Once every line in the data that follows has been checked for the word "Sjekk", give only the number of lines that hold it.

Entries from a dataset of interfaces
* * * * * * * * *
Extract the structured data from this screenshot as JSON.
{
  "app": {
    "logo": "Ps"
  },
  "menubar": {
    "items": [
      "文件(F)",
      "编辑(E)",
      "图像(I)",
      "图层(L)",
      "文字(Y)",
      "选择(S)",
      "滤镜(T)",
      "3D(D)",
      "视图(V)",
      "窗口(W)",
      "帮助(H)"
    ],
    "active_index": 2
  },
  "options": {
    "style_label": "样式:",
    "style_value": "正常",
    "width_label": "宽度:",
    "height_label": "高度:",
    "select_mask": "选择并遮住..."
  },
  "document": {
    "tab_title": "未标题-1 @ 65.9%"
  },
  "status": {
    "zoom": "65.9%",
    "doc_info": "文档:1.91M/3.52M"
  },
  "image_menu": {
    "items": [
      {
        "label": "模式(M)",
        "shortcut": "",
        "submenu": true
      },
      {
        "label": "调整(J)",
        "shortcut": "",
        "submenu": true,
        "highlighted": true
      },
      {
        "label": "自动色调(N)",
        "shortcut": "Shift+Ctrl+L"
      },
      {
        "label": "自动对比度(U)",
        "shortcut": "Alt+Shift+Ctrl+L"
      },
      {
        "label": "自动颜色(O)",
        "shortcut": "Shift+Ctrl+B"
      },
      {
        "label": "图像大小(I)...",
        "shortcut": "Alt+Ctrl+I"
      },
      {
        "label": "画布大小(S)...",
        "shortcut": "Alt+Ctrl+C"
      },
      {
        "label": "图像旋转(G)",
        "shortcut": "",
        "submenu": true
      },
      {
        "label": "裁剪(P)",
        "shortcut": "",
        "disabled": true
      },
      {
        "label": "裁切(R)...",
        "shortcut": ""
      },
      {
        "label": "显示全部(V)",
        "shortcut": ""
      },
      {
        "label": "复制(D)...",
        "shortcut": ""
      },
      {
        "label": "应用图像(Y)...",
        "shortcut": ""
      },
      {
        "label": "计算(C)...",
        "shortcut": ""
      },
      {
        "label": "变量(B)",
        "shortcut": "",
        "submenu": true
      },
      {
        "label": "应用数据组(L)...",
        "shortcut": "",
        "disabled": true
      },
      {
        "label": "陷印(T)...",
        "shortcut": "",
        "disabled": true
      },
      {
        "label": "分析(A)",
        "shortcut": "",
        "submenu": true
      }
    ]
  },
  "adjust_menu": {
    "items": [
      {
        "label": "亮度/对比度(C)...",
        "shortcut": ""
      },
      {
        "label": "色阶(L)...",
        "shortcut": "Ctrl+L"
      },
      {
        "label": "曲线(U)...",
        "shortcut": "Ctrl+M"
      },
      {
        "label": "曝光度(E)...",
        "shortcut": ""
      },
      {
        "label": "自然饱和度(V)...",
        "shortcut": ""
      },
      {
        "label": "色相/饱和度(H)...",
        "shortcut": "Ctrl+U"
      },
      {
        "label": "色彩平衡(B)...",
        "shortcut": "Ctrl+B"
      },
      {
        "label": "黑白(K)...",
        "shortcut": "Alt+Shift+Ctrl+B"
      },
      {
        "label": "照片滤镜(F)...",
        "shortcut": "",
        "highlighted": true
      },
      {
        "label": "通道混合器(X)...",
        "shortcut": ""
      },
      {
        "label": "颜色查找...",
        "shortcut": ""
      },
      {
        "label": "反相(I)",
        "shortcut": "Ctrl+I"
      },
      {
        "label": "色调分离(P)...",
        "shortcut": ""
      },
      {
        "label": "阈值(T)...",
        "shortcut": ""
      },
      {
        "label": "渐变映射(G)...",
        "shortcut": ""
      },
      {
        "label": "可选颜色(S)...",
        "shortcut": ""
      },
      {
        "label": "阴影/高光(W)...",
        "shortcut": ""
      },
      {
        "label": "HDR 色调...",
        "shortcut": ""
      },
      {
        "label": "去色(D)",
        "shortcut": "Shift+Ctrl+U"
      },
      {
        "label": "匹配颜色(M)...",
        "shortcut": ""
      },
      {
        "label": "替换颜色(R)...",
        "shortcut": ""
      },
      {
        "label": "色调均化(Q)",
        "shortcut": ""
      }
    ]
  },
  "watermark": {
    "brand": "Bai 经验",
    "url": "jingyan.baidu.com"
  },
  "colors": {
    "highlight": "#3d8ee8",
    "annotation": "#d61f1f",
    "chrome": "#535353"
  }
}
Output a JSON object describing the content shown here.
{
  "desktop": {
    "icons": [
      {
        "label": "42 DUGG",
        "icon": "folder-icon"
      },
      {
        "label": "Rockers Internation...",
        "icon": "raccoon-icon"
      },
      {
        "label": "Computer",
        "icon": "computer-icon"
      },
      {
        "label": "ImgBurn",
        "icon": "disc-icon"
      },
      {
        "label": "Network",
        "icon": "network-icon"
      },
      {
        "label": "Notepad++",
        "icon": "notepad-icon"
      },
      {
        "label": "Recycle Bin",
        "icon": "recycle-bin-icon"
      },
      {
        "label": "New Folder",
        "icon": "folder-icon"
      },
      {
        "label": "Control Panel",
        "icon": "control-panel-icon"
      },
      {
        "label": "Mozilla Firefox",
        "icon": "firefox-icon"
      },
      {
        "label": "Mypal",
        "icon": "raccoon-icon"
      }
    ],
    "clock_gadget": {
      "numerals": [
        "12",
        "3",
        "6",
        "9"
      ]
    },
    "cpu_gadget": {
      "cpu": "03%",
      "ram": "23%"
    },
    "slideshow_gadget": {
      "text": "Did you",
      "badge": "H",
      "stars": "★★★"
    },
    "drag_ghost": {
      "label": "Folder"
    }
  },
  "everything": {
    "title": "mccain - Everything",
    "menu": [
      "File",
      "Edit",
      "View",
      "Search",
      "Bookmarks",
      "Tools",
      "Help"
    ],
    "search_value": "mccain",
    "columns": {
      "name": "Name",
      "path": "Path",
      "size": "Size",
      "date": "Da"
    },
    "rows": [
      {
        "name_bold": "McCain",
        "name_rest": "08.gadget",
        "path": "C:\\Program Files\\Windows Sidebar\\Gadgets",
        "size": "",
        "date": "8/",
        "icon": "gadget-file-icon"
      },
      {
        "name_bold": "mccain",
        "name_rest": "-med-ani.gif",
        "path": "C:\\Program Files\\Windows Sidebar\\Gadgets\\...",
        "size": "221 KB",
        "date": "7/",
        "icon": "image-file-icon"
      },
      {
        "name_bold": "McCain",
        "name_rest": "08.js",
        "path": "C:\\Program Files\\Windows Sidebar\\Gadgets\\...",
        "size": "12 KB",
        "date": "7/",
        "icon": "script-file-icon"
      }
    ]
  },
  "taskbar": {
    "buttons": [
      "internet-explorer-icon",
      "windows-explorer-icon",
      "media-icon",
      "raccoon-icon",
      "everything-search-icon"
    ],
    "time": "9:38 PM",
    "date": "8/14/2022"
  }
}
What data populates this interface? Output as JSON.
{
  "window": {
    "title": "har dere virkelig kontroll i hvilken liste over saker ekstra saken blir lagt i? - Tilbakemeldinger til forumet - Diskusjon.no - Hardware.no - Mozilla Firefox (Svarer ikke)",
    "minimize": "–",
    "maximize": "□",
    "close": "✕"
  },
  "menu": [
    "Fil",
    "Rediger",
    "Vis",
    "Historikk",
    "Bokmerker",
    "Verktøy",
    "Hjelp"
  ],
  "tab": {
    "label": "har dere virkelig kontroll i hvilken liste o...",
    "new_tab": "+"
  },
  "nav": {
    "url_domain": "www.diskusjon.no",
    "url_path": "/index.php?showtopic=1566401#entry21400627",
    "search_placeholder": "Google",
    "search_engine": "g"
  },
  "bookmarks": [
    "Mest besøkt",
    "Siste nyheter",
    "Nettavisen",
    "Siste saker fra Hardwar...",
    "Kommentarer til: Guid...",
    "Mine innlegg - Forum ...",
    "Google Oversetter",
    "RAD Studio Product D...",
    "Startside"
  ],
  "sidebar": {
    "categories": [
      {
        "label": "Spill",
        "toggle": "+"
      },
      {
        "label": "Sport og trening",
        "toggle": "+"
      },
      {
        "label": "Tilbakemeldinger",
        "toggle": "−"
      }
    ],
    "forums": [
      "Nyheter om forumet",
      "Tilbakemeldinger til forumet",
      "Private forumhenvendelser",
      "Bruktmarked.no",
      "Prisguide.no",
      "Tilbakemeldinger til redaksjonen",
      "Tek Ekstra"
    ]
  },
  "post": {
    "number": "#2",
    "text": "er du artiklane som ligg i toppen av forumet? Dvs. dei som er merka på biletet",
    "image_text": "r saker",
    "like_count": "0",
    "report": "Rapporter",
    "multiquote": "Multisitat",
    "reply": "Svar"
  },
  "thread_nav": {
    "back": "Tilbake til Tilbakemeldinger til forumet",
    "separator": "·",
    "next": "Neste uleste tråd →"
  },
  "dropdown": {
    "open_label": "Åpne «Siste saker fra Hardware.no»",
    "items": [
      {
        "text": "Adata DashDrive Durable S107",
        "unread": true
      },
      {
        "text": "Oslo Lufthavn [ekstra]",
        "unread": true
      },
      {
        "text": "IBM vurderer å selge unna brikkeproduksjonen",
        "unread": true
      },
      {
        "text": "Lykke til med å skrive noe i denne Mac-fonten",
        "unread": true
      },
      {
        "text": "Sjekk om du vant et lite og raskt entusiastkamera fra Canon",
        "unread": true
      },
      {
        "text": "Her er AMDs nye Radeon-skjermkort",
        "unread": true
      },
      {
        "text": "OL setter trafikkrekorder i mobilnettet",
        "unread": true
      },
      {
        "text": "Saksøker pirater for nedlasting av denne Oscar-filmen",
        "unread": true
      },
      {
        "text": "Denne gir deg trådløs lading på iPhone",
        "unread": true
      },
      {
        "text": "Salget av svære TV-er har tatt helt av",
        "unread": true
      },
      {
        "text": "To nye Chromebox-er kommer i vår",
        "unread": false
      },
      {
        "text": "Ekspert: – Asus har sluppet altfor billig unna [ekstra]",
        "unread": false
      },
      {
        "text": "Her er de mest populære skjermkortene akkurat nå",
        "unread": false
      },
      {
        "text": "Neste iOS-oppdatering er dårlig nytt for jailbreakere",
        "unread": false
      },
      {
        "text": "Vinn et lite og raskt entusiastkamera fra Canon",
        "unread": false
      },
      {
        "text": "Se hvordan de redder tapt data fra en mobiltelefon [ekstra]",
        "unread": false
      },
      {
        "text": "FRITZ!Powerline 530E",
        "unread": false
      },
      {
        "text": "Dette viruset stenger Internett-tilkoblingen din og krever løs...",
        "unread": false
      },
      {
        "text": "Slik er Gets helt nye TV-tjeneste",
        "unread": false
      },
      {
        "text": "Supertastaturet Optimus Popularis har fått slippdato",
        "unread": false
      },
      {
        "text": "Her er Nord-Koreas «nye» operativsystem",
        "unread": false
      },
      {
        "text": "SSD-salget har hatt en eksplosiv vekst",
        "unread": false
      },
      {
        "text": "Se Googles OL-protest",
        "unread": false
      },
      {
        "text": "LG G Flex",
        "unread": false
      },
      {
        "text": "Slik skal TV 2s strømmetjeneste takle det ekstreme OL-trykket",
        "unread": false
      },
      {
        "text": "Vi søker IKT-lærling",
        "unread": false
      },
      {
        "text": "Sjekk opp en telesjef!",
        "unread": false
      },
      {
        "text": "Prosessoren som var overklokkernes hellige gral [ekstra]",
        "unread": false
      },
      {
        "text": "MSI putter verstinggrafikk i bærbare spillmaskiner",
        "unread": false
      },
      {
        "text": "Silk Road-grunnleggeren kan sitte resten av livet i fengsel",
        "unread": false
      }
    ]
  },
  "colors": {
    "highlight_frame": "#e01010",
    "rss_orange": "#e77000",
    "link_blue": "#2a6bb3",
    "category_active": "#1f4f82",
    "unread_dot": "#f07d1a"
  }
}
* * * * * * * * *
[Answer area]:
2